Flatters to deceive

Director Michael Caton-Jones tries too hard and the plethora of suspicion and red herrings are counter-productive, writes Ervell E. Menezes

Sharon Stone in Basic Instinct 2: Risk Addiction
Sharon Stone in Basic Instinct 2: Risk Addiction

Remember Sharon Stone of the crossing and uncrossing legs fame or notoriety (depending on which way you look at it)? Well, that was in 1992 when as a prime suspect she seduced suspended detective Michael Douglas. Now, 14 years later, Hollywood has resurrected her, brought her from Los Angeles to London and along with British yesteryear sex kitten Charlotte Rampling tried to revive the oomph but alas one "o" is clearly missing. Methinks director Michael Caton-Jones tries too hard and the plethora of suspicion and red herrings liberally sprinkled are eventually counter-productive.

There are some good one-liners, shocking, like in the parent film and Ms Stone does her best to deliver them with her 14-year retrospective aplomb. The chemistry between her as best-selling crime novelist Catherine Tramell and respected London criminal psychiatrist Dr Michael Glass (David Morrissey) works initially, both wanting to be in total control, but the anything-is-possible psychiatric credo leaves too many blanks that are its undoing.

Beginning with the death of a famous sports star (did she kill him?), Tramell is out to make her point. But she also uses life and its anecdotes as part of her novelís plots.
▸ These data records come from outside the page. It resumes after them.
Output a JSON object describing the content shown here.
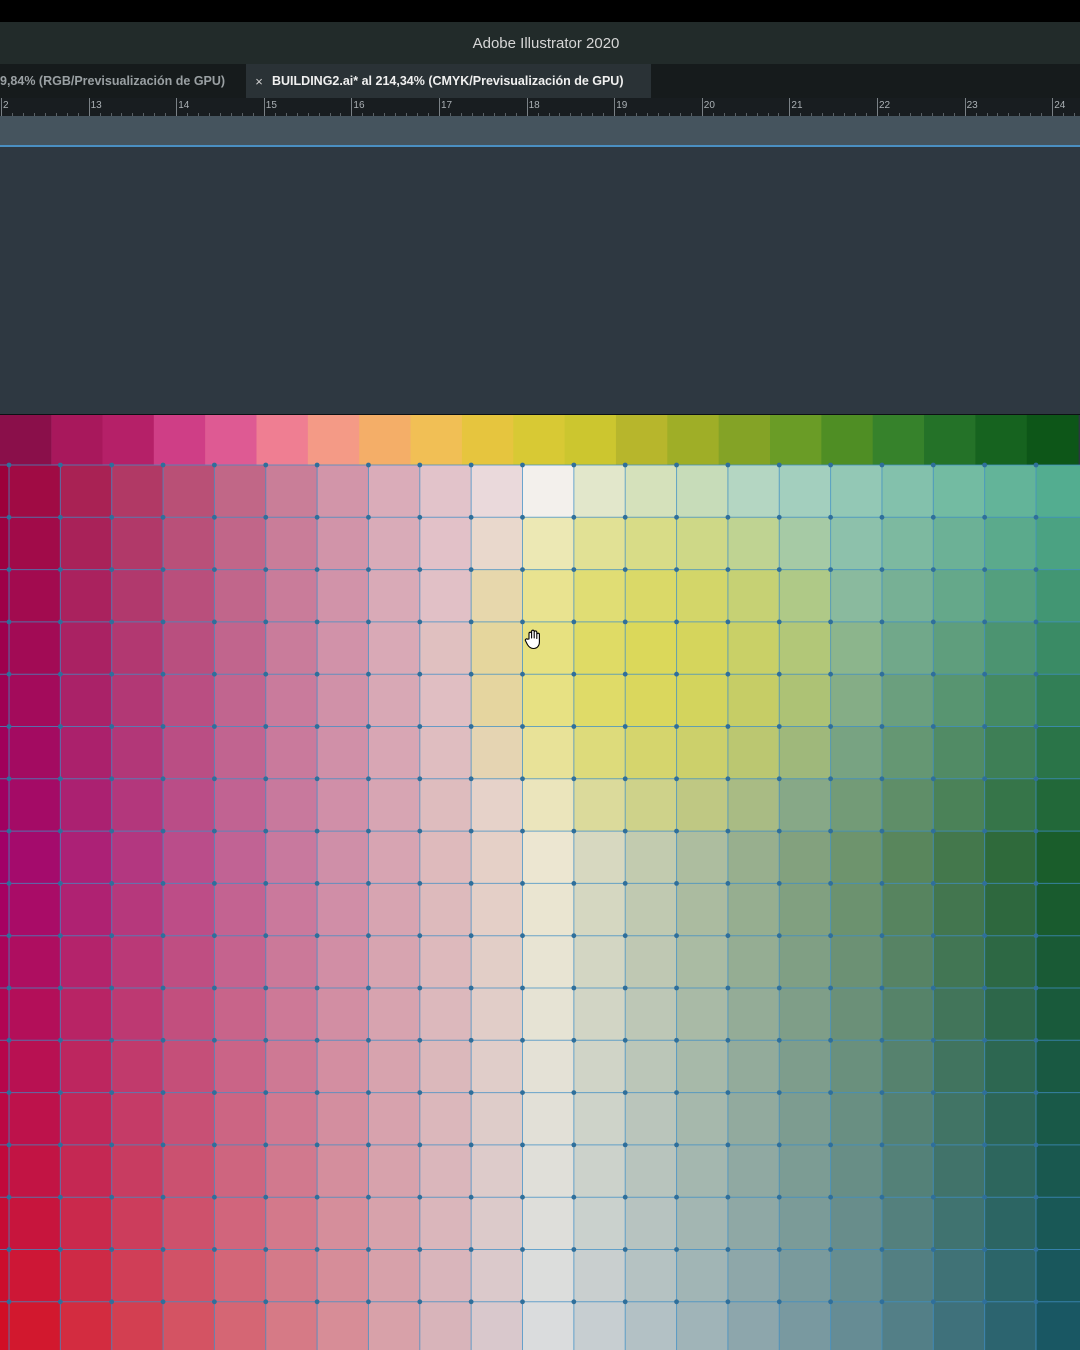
{
  "window": {
    "title": "Adobe Illustrator 2020"
  },
  "tabs": [
    {
      "label": "9,84% (RGB/Previsualización de GPU)",
      "active": false
    },
    {
      "label": "BUILDING2.ai* al 214,34% (CMYK/Previsualización de GPU)",
      "active": true,
      "close_symbol": "×"
    }
  ],
  "ruler": {
    "labels": [
      "2",
      "13",
      "14",
      "15",
      "16",
      "17",
      "18",
      "19",
      "20",
      "21",
      "22",
      "23",
      "24"
    ]
  },
  "swatch_header_colors": [
    "#8a0f4a",
    "#a8185c",
    "#b52068",
    "#cf3e86",
    "#de5a93",
    "#ef7e92",
    "#f49a86",
    "#f4ae68",
    "#f1bf55",
    "#e6c53e",
    "#d8c934",
    "#ccc62f",
    "#b7b62c",
    "#9fae27",
    "#84a326",
    "#6a9c26",
    "#4f8e24",
    "#36822b",
    "#247228",
    "#16631f",
    "#0d5618"
  ],
  "gradient_mesh": {
    "columns": 21,
    "rows": 17,
    "corner_colors": {
      "top_left": "#9c0038",
      "top_center": "#f3f1ee",
      "top_right": "#4fb093",
      "middle_left": "#a10068",
      "middle_center": "#ece6d0",
      "middle_right": "#0e5420",
      "bottom_left": "#d40f22",
      "bottom_center": "#d9dbde",
      "bottom_right": "#0f5060"
    },
    "accent": "#e0d835",
    "grid_line_color": "#3f8fc6",
    "anchor_color": "#2f6f9b"
  },
  "cursor": {
    "icon": "hand-icon"
  }
}
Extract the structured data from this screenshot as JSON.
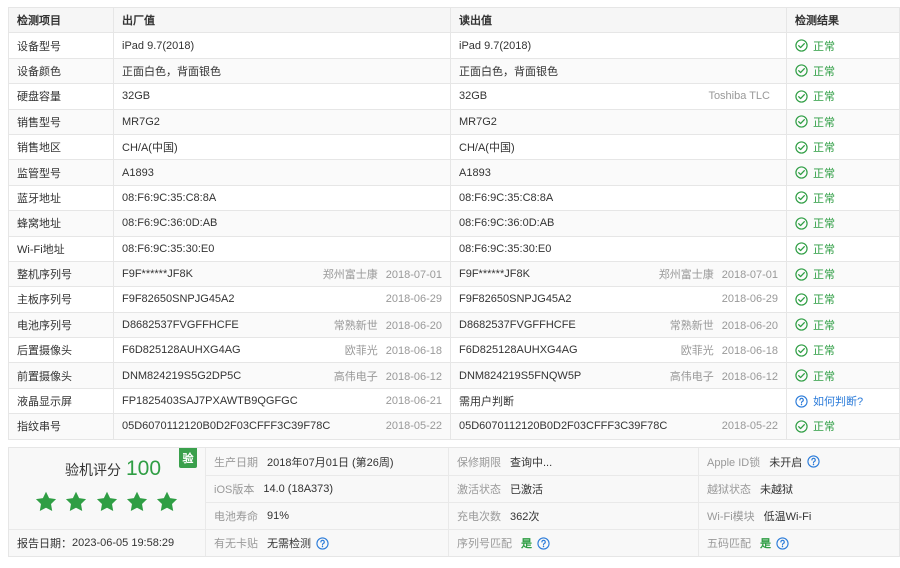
{
  "colors": {
    "ok": "#2f9e44",
    "link": "#2b7bd9",
    "muted": "#999999",
    "text": "#333333",
    "badge": "#3aa04c"
  },
  "table": {
    "headers": {
      "item": "检测项目",
      "factory": "出厂值",
      "read": "读出值",
      "result": "检测结果"
    },
    "rows": [
      {
        "item": "设备型号",
        "factory": {
          "value": "iPad 9.7(2018)"
        },
        "read": {
          "value": "iPad 9.7(2018)"
        },
        "result": {
          "icon": "check-circle-icon",
          "label": "正常"
        }
      },
      {
        "item": "设备颜色",
        "factory": {
          "value": "正面白色，背面银色"
        },
        "read": {
          "value": "正面白色，背面银色"
        },
        "result": {
          "icon": "check-circle-icon",
          "label": "正常"
        }
      },
      {
        "item": "硬盘容量",
        "factory": {
          "value": "32GB"
        },
        "read": {
          "value": "32GB",
          "vendor": "Toshiba TLC"
        },
        "result": {
          "icon": "check-circle-icon",
          "label": "正常"
        }
      },
      {
        "item": "销售型号",
        "factory": {
          "value": "MR7G2"
        },
        "read": {
          "value": "MR7G2"
        },
        "result": {
          "icon": "check-circle-icon",
          "label": "正常"
        }
      },
      {
        "item": "销售地区",
        "factory": {
          "value": "CH/A(中国)"
        },
        "read": {
          "value": "CH/A(中国)"
        },
        "result": {
          "icon": "check-circle-icon",
          "label": "正常"
        }
      },
      {
        "item": "监管型号",
        "factory": {
          "value": "A1893"
        },
        "read": {
          "value": "A1893"
        },
        "result": {
          "icon": "check-circle-icon",
          "label": "正常"
        }
      },
      {
        "item": "蓝牙地址",
        "factory": {
          "value": "08:F6:9C:35:C8:8A"
        },
        "read": {
          "value": "08:F6:9C:35:C8:8A"
        },
        "result": {
          "icon": "check-circle-icon",
          "label": "正常"
        }
      },
      {
        "item": "蜂窝地址",
        "factory": {
          "value": "08:F6:9C:36:0D:AB"
        },
        "read": {
          "value": "08:F6:9C:36:0D:AB"
        },
        "result": {
          "icon": "check-circle-icon",
          "label": "正常"
        }
      },
      {
        "item": "Wi-Fi地址",
        "factory": {
          "value": "08:F6:9C:35:30:E0"
        },
        "read": {
          "value": "08:F6:9C:35:30:E0"
        },
        "result": {
          "icon": "check-circle-icon",
          "label": "正常"
        }
      },
      {
        "item": "整机序列号",
        "factory": {
          "value": "F9F******JF8K",
          "vendor": "郑州富士康",
          "date": "2018-07-01"
        },
        "read": {
          "value": "F9F******JF8K",
          "vendor": "郑州富士康",
          "date": "2018-07-01"
        },
        "result": {
          "icon": "check-circle-icon",
          "label": "正常"
        }
      },
      {
        "item": "主板序列号",
        "factory": {
          "value": "F9F82650SNPJG45A2",
          "date": "2018-06-29"
        },
        "read": {
          "value": "F9F82650SNPJG45A2",
          "date": "2018-06-29"
        },
        "result": {
          "icon": "check-circle-icon",
          "label": "正常"
        }
      },
      {
        "item": "电池序列号",
        "factory": {
          "value": "D8682537FVGFFHCFE",
          "vendor": "常熟新世",
          "date": "2018-06-20"
        },
        "read": {
          "value": "D8682537FVGFFHCFE",
          "vendor": "常熟新世",
          "date": "2018-06-20"
        },
        "result": {
          "icon": "check-circle-icon",
          "label": "正常"
        }
      },
      {
        "item": "后置摄像头",
        "factory": {
          "value": "F6D825128AUHXG4AG",
          "vendor": "欧菲光",
          "date": "2018-06-18"
        },
        "read": {
          "value": "F6D825128AUHXG4AG",
          "vendor": "欧菲光",
          "date": "2018-06-18"
        },
        "result": {
          "icon": "check-circle-icon",
          "label": "正常"
        }
      },
      {
        "item": "前置摄像头",
        "factory": {
          "value": "DNM824219S5G2DP5C",
          "vendor": "高伟电子",
          "date": "2018-06-12"
        },
        "read": {
          "value": "DNM824219S5FNQW5P",
          "vendor": "高伟电子",
          "date": "2018-06-12"
        },
        "result": {
          "icon": "check-circle-icon",
          "label": "正常"
        }
      },
      {
        "item": "液晶显示屏",
        "factory": {
          "value": "FP1825403SAJ7PXAWTB9QGFGC",
          "date": "2018-06-21"
        },
        "read": {
          "value": "需用户判断"
        },
        "result": {
          "icon": "question-circle-icon",
          "label": "如何判断?"
        }
      },
      {
        "item": "指纹串号",
        "factory": {
          "value": "05D6070112120B0D2F03CFFF3C39F78C",
          "date": "2018-05-22"
        },
        "read": {
          "value": "05D6070112120B0D2F03CFFF3C39F78C",
          "date": "2018-05-22"
        },
        "result": {
          "icon": "check-circle-icon",
          "label": "正常"
        }
      }
    ]
  },
  "summary": {
    "score_label": "验机评分",
    "score": "100",
    "badge": "验",
    "rating": {
      "filled": 5,
      "max": 5
    },
    "star_icon": "star-icon",
    "report_date_label": "报告日期：",
    "report_date": "2023-06-05 19:58:29"
  },
  "details": {
    "production_date": {
      "label": "生产日期",
      "value": "2018年07月01日 (第26周)"
    },
    "warranty": {
      "label": "保修期限",
      "value": "查询中..."
    },
    "apple_id_lock": {
      "label": "Apple ID锁",
      "value": "未开启",
      "help": true,
      "help_icon": "question-circle-icon"
    },
    "ios_version": {
      "label": "iOS版本",
      "value": "14.0 (18A373)"
    },
    "activation": {
      "label": "激活状态",
      "value": "已激活"
    },
    "jailbreak": {
      "label": "越狱状态",
      "value": "未越狱"
    },
    "battery_life": {
      "label": "电池寿命",
      "value": "91%"
    },
    "charge_cycles": {
      "label": "充电次数",
      "value": "362次"
    },
    "wifi_module": {
      "label": "Wi-Fi模块",
      "value": "低温Wi-Fi"
    },
    "sim_sticker": {
      "label": "有无卡贴",
      "value": "无需检测",
      "help": true,
      "help_icon": "question-circle-icon"
    },
    "serial_match": {
      "label": "序列号匹配",
      "value": "是",
      "highlight": true,
      "help": true,
      "help_icon": "question-circle-icon"
    },
    "five_code_match": {
      "label": "五码匹配",
      "value": "是",
      "highlight": true,
      "help": true,
      "help_icon": "question-circle-icon"
    }
  }
}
So, thereís a thin line separating the two. Detective Superintendent Roy Washburn (David Thewilis) is the third arm of the triangle and his bona fides are questionable. Of course there is another, Dr Glassís mentor and senior psychiatrist Dr Milena Gardosh (Charlotte Rampling), but she is essentially decorative.
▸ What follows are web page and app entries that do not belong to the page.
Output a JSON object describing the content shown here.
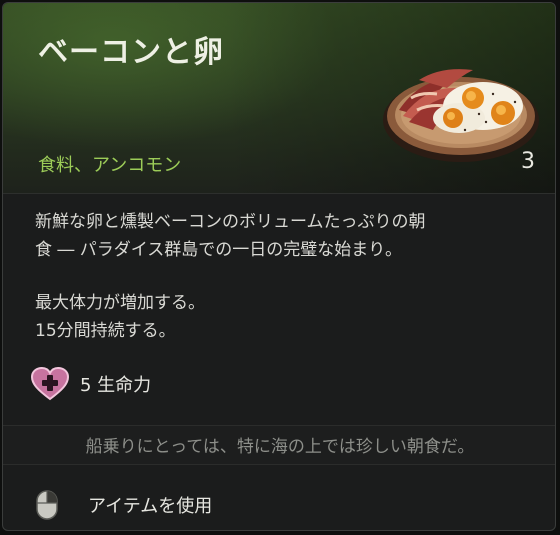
{
  "item": {
    "title": "ベーコンと卵",
    "category": "食料、アンコモン",
    "count": "3",
    "icon": "bacon-and-eggs-plate"
  },
  "description": {
    "line1": "新鮮な卵と燻製ベーコンのボリュームたっぷりの朝",
    "line2": "食 ― パラダイス群島での一日の完璧な始まり。",
    "effect_line1": "最大体力が増加する。",
    "effect_line2": "15分間持続する。"
  },
  "stat": {
    "icon": "health-heart-icon",
    "label": "5 生命力",
    "color": "#d77fb0"
  },
  "flavor_text": "船乗りにとっては、特に海の上では珍しい朝食だ。",
  "action": {
    "icon": "mouse-right-click-icon",
    "label": "アイテムを使用"
  },
  "colors": {
    "category": "#9ccc58",
    "header_green": "#334a23",
    "panel": "#1b1c1c"
  }
}
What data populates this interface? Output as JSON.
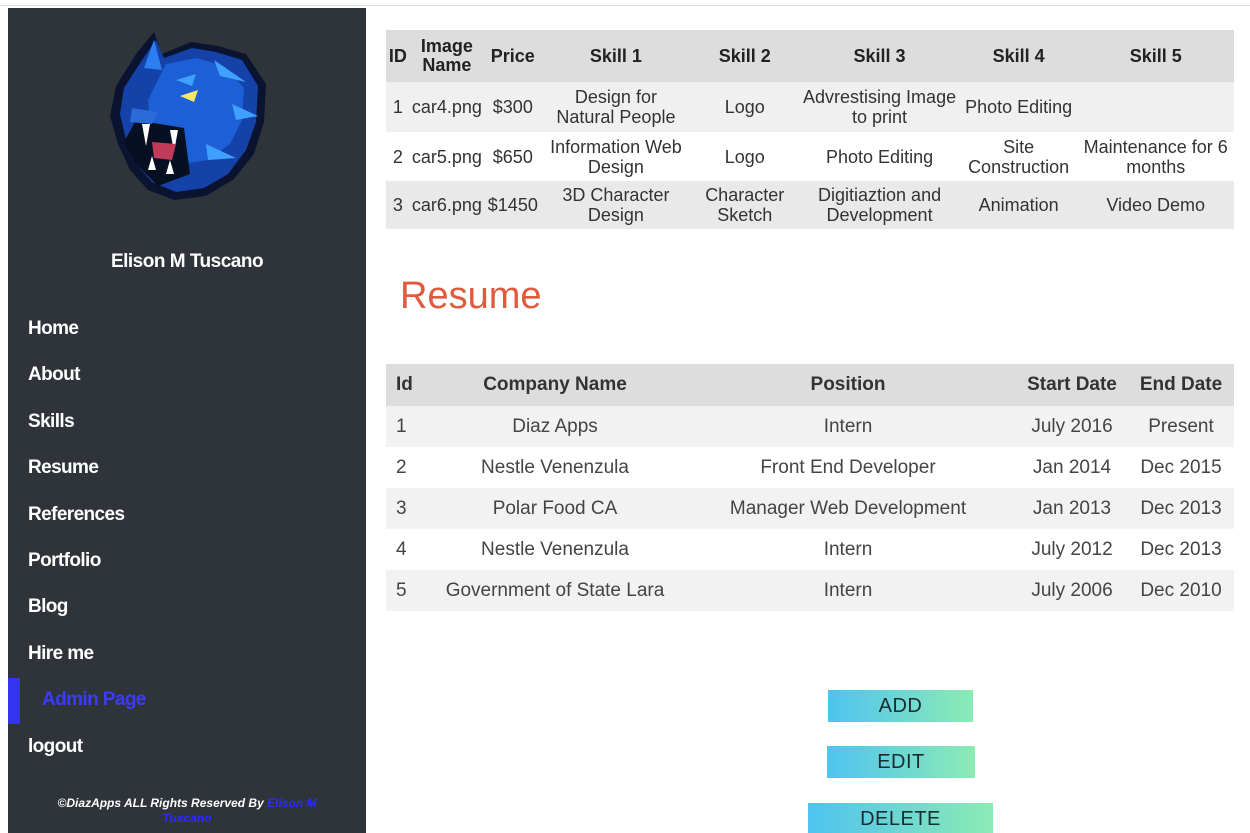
{
  "sidebar": {
    "profile_name": "Elison M Tuscano",
    "logo_icon": "panther-logo-icon",
    "nav": [
      {
        "label": "Home"
      },
      {
        "label": "About"
      },
      {
        "label": "Skills"
      },
      {
        "label": "Resume"
      },
      {
        "label": "References"
      },
      {
        "label": "Portfolio"
      },
      {
        "label": "Blog"
      },
      {
        "label": "Hire me"
      },
      {
        "label": "Admin Page"
      },
      {
        "label": "logout"
      }
    ],
    "active_item": "Admin Page",
    "footer_text": "©DiazApps ALL Rights Reserved By ",
    "footer_link": "Elison M Tuscano"
  },
  "portfolio_table": {
    "headers": [
      "ID",
      "Image Name",
      "Price",
      "Skill 1",
      "Skill 2",
      "Skill 3",
      "Skill 4",
      "Skill 5"
    ],
    "rows": [
      [
        "1",
        "car4.png",
        "$300",
        "Design for Natural People",
        "Logo",
        "Advrestising Image to print",
        "Photo Editing",
        ""
      ],
      [
        "2",
        "car5.png",
        "$650",
        "Information Web Design",
        "Logo",
        "Photo Editing",
        "Site Construction",
        "Maintenance for 6 months"
      ],
      [
        "3",
        "car6.png",
        "$1450",
        "3D Character Design",
        "Character Sketch",
        "Digitiaztion and Development",
        "Animation",
        "Video Demo"
      ]
    ]
  },
  "resume": {
    "title": "Resume",
    "headers": [
      "Id",
      "Company Name",
      "Position",
      "Start Date",
      "End Date"
    ],
    "rows": [
      [
        "1",
        "Diaz Apps",
        "Intern",
        "July 2016",
        "Present"
      ],
      [
        "2",
        "Nestle Venenzula",
        "Front End Developer",
        "Jan 2014",
        "Dec 2015"
      ],
      [
        "3",
        "Polar Food CA",
        "Manager Web Development",
        "Jan 2013",
        "Dec 2013"
      ],
      [
        "4",
        "Nestle Venenzula",
        "Intern",
        "July 2012",
        "Dec 2013"
      ],
      [
        "5",
        "Government of State Lara",
        "Intern",
        "July 2006",
        "Dec 2010"
      ]
    ]
  },
  "buttons": {
    "add": "ADD",
    "edit": "EDIT",
    "delete": "DELETE"
  },
  "colors": {
    "sidebar_bg": "#2f343b",
    "accent_active": "#3434f0",
    "title_color": "#e05a3e",
    "button_gradient_start": "#4ec3f0",
    "button_gradient_end": "#8cebb4"
  }
}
"Iím going to take a jacussi, care to join me?" Tramell tells Dr Glass, but it is just one of her many erotic lines. Showing enough cleft to sink a ship in and oozing as much sex as she can after this long hiatus our heroine is much too predictable (there are fewer closeups, naturally). The story meanders along with our sex siren trying to alarm the audience with her basic and not-so-basic instincts, but alarm for alarmís sake is no alarm at all. The "whatís next?" is never too strong and when the plot runs out of ideas, well`85 Or are they quite naturally thinking of the sequel?
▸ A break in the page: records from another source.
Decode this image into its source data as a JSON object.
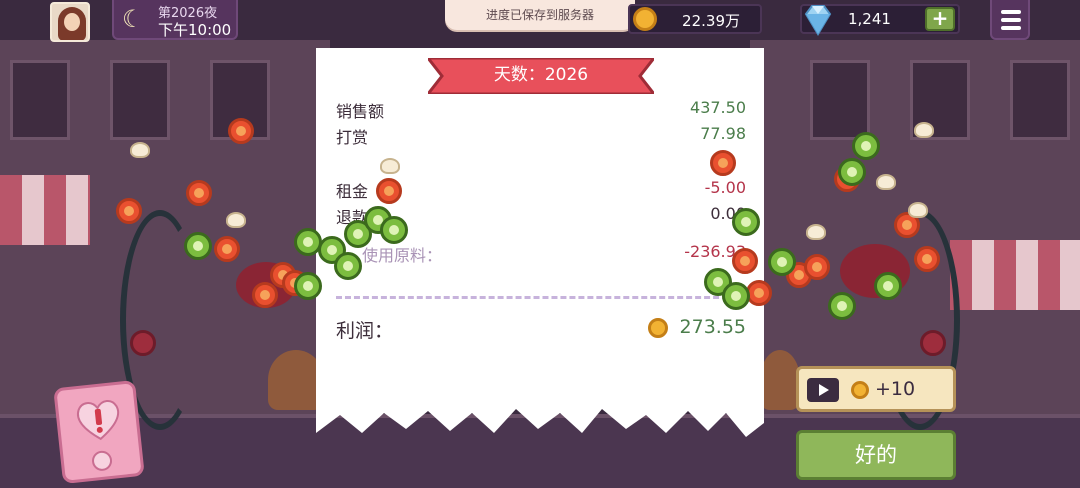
{
  "hud": {
    "night_label": "第2026夜",
    "time_label": "下午10:00",
    "toast": "进度已保存到服务器",
    "coins": "22.39万",
    "gems": "1,241",
    "gem_plus": "+"
  },
  "receipt": {
    "day_banner": "天数：2026",
    "rows": [
      {
        "label": "销售额",
        "value": "437.50",
        "tone": "green"
      },
      {
        "label": "打赏",
        "value": "77.98",
        "tone": "green"
      },
      {
        "label": "租金",
        "value": "-5.00",
        "tone": "red"
      },
      {
        "label": "退款",
        "value": "0.00",
        "tone": "dark"
      },
      {
        "label": "使用原料：",
        "value": "-236.93",
        "tone": "red"
      }
    ],
    "profit_label": "利润：",
    "profit_value": "273.55"
  },
  "buttons": {
    "ad_reward": "+10",
    "ok": "好的"
  },
  "icons": {
    "moon": "moon-icon",
    "coin": "coin-icon",
    "gem": "diamond-icon",
    "menu": "hamburger-menu-icon",
    "play": "video-play-icon",
    "phone": "phone-heart-alert-icon"
  },
  "colors": {
    "positive": "#4b7d4b",
    "negative": "#b4344a",
    "banner": "#e8505b",
    "ok_button": "#8fb75a"
  }
}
For the record there is an Indian, Indira Verma, who plays Dr Glassí ex-wife but apart from that the action is far from absorbing. In fairness to Ms Stone she does her best to revive those near-dying embers and David Morrissey, looking a bit like Michael Madson, has the talent to go places and is quite believable in the first half, but otherwise the film is rather ordinary óflatters only to deceive. To sum up as Sharon Stone would, itís all foreplay, no orgasm, cinematic or otherwise.